Did you watch Jamie Oliver’s ‘Sugar Rush’ last night? It certainly got the internet up in arms, and hopefully for the right reasons! Sugar seems to be the latest ‘no no’ food substance. At one stage fat was the devil, and even protein at one point, and the world is apparently unsure whether bananas are a miracle fruit or can give you cancer, the number of conflicting articles I’ve seen, it’s madness!
There have been lots of documentaries and news stories recently about how bad sugar is for you, and how it can often be hidden. I’m not talking about lurking in the back of your pantry, but actually mixed in with processed foods that you would never expect to be so high in sugar. Now in some ways, this really shouldn’t be rocket science. We’ve known for centuries that sugar is bad for your teeth and can make you fat. But what I liked about Sugar Rush is that it went one step further, which is what I love about Jamie’s TV programmes like this. I’ll never forget the ‘pink goo’ chicken nuggets on one of his school dinner shows years ago. That image is burned into my memory.

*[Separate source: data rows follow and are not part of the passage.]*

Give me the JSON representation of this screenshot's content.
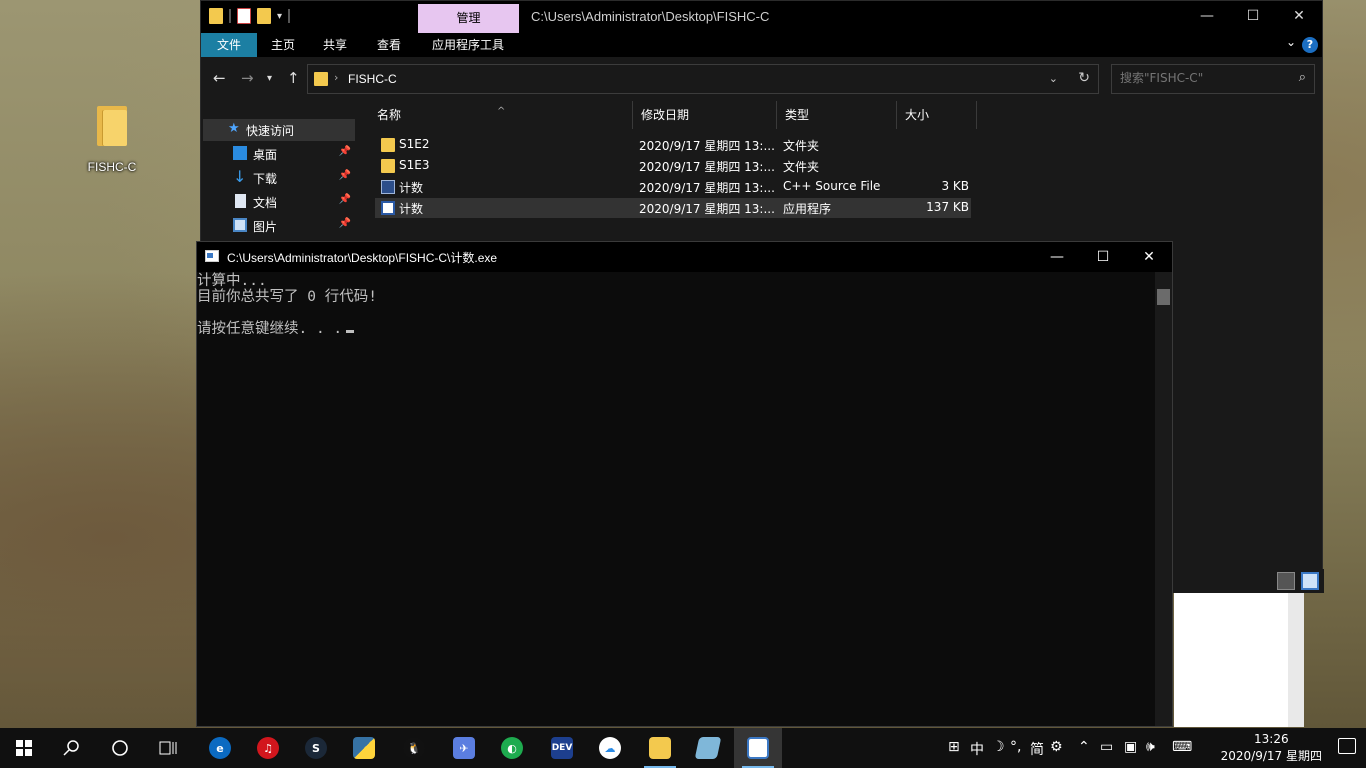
{
  "desktop": {
    "icon_label": "FISHC-C"
  },
  "explorer": {
    "manage_tab": "管理",
    "title_path": "C:\\Users\\Administrator\\Desktop\\FISHC-C",
    "ribbon_tabs": [
      "文件",
      "主页",
      "共享",
      "查看",
      "应用程序工具"
    ],
    "help_glyph": "?",
    "address": "FISHC-C",
    "search_placeholder": "搜索\"FISHC-C\"",
    "nav": {
      "quick_access": "快速访问",
      "items": [
        {
          "label": "桌面",
          "icon": "desktop-icon"
        },
        {
          "label": "下载",
          "icon": "download-icon"
        },
        {
          "label": "文档",
          "icon": "document-icon"
        },
        {
          "label": "图片",
          "icon": "pictures-icon"
        }
      ]
    },
    "columns": [
      "名称",
      "修改日期",
      "类型",
      "大小"
    ],
    "files": [
      {
        "name": "S1E2",
        "date": "2020/9/17 星期四 13:...",
        "type": "文件夹",
        "size": "",
        "icon": "folder-icon"
      },
      {
        "name": "S1E3",
        "date": "2020/9/17 星期四 13:...",
        "type": "文件夹",
        "size": "",
        "icon": "folder-icon"
      },
      {
        "name": "计数",
        "date": "2020/9/17 星期四 13:...",
        "type": "C++ Source File",
        "size": "3 KB",
        "icon": "cpp-file-icon"
      },
      {
        "name": "计数",
        "date": "2020/9/17 星期四 13:...",
        "type": "应用程序",
        "size": "137 KB",
        "icon": "exe-file-icon"
      }
    ]
  },
  "console": {
    "title": "C:\\Users\\Administrator\\Desktop\\FISHC-C\\计数.exe",
    "lines": [
      "计算中...",
      "目前你总共写了 0 行代码!",
      "",
      "请按任意键继续. . ."
    ]
  },
  "taskbar": {
    "tray_glyphs": [
      "⊞",
      "中",
      "☽",
      "°,",
      "简",
      "⚙"
    ],
    "time": "13:26",
    "date": "2020/9/17 星期四"
  },
  "colors": {
    "accent": "#1c7fa3",
    "manage_tab": "#e7c6f0",
    "console_bg": "#0c0c0c"
  }
}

Last night started off quite dramatically, showing a young child being put under anaesthetic to have his teeth pulled out due to eating too much sugar. This is the biggest reason why children are put under anaesthetic in the UK and is costing the NHS £30 million each year. As Jamie said, it’s completely unnecessary and a drain on the NHS when it’s something which is completely preventable.
It also looked at patients with Diabetes and how a staggering 7,000 leg/foot amputations have already taken place this year in the UK due to the disease. I must admit, I was shocked by this number. My Dad had Diabetes later in life and when I first learned that this could happen as a result of the disease, I was concerned but never really thought it would happen. Fortunately it never happened to my Dad, but the statistics show it’s a horrifying reality for a huge number of families in the UK. As Jamie said, you think of amputations usually relating to accidents or the military. In fact, there have been 300 military amputations in the UK in the past 13 years as a result military combat. Compare that to the Diabetes figures. It’s overwhelming!

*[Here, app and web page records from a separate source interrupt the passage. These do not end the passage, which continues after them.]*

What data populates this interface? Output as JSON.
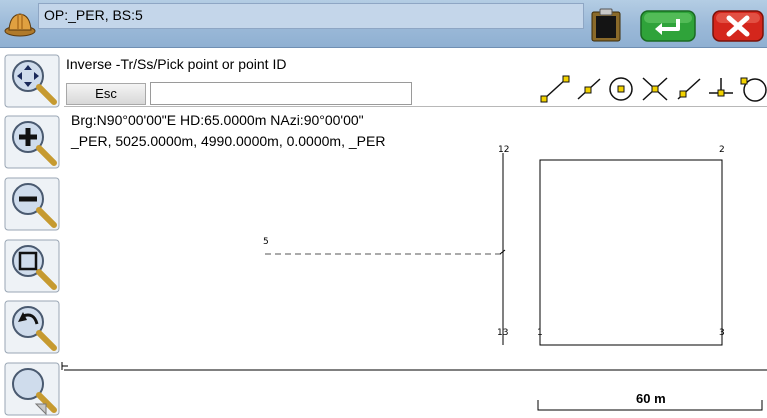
{
  "titlebar": {
    "title": "OP:_PER, BS:5",
    "app_icon": "hard-hat-icon",
    "clipboard_icon": "clipboard-icon",
    "enter_icon": "enter-icon",
    "close_icon": "close-icon",
    "colors": {
      "enter": "#2fa33a",
      "close": "#d4261c"
    }
  },
  "toolbar": {
    "buttons": [
      {
        "name": "pan",
        "icon": "pan-magnifier-icon"
      },
      {
        "name": "zoom-in",
        "icon": "zoom-in-magnifier-icon"
      },
      {
        "name": "zoom-out",
        "icon": "zoom-out-magnifier-icon"
      },
      {
        "name": "zoom-window",
        "icon": "zoom-window-magnifier-icon"
      },
      {
        "name": "zoom-previous",
        "icon": "zoom-previous-magnifier-icon"
      },
      {
        "name": "zoom-extents",
        "icon": "zoom-extents-magnifier-icon"
      }
    ]
  },
  "command": {
    "prompt": "Inverse -Tr/Ss/Pick point or point ID",
    "esc_label": "Esc",
    "input_value": ""
  },
  "snap_modes": [
    {
      "name": "endpoint",
      "icon": "endpoint-snap-icon"
    },
    {
      "name": "midpoint",
      "icon": "midpoint-snap-icon"
    },
    {
      "name": "center",
      "icon": "center-snap-icon"
    },
    {
      "name": "intersection",
      "icon": "intersection-snap-icon"
    },
    {
      "name": "nearest",
      "icon": "nearest-snap-icon"
    },
    {
      "name": "perpendicular",
      "icon": "perpendicular-snap-icon"
    },
    {
      "name": "tangent",
      "icon": "tangent-snap-icon"
    }
  ],
  "info": {
    "line1": "Brg:N90°00'00\"E HD:65.0000m NAzi:90°00'00\"",
    "line2": "_PER, 5025.0000m, 4990.0000m, 0.0000m, _PER"
  },
  "drawing": {
    "point_labels": {
      "p12": "12",
      "p5": "5",
      "p13": "13",
      "p1": "1",
      "p3": "3",
      "p2": "2"
    },
    "scale_label": "60 m",
    "line_color": "#000000",
    "dash_color": "#555555"
  }
}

Just when I thought it couldn’t get any more shocking, the programme went to a part of Mexico where fizzy drinks are consumed more than water and are in fact treated as a spiritual, religious gift. There were shots of mothers pouring Coca Cola into their babies’ little mouths. I’ve honestly never seen anything like it. And what annoys me the most is that the only reason this has happened is through marketing. The town is plastered in advertising and branding from the big fizzy drinks companies, it’s both immoral and irresponsible.
The rate of Diabetes and amputations in the country is through the roof, but they’ve supposedly been able to improve the situation slightly with a fizzy drinks tax, which is pretty much what the programme was getting to. Jamie Oliver wants the British government to introduce a fizzy drinks tax, whereby a can of Coke, for example, would cost around 7p more. Whether this will go ahead and will make a difference will remain to be seen, but surely it can only be a good thing that this 7p per can will go towards helping the NHS with sugar/Diabetes related treatments, saving them millions of pounds.
A tax like this could be the way forward. Let’s face it, kicking and screaming and telling parents how bad certain food types are until you’re blue in the face, doesn’t seem to be making a big difference. And I can understand why. According to health guidelines, we should be consuming a maximum of 7 teaspoons of sugar a day. With the help of a dietician, Jamie looked at a typical three course meal and snacks, including a fairly healthy looking cereal with yoghurt and berries for breakfast, tinned tomato soup and bread for lunch, and a stir fry for dinner. The full day’s sugar intake in this case ended up being 36 teaspoons, well over the recommended daily amount. And I considered this to be a fairly decent day of meals. It seems the only way to really keep your sugar intake down to the recommended daily amount is to eat ‘raw’ ingredients. I don’t mean uncooked, but rather vegetables without sauce, fresh meat, and so on. It’s the jars of sauces and tinned foods that tend to add a whopping amount of sugar to your meals.
But this is where lifestyle is an issue. I run a food blog and I obviously care about good food, including fresh meat and vegetables. But I also have a very busy work life, and my non working hours are often taken up with the blog, so at the end of the day during the week, the last thing I feel like doing is preparing a load of vegetables and waiting for meat to cook. The temptation to just throw some pasta into a pan with a sauce is incredibly high. At the weekend it’s a different matter, when I have more time and enjoy spending my Saturdays and Sundays cooking and baking. Cost can also be an issue, which is something I’ve mentioned on here before. Rubbish foods (often packed with sugar) such as ready meals, are all too cheap and easy for some families. Families on low incomes are hardly going to fork out the majority of their disposable income on fresh meat and vegetables if they can buy a ready meal for a pound!
So I get why Jamie Oliver had gone down the tax route, as maybe it’s one way to help the problem. In my mind, it can’t be a bad thing, so I’m going to sign his petition. If you’d also like to, you can find it online here. And if you missed the programme on Channel 4 last night, make sure to watch it on catch up. I’d love to get your thoughts on the show and the subject matter, so let me know in the comments below!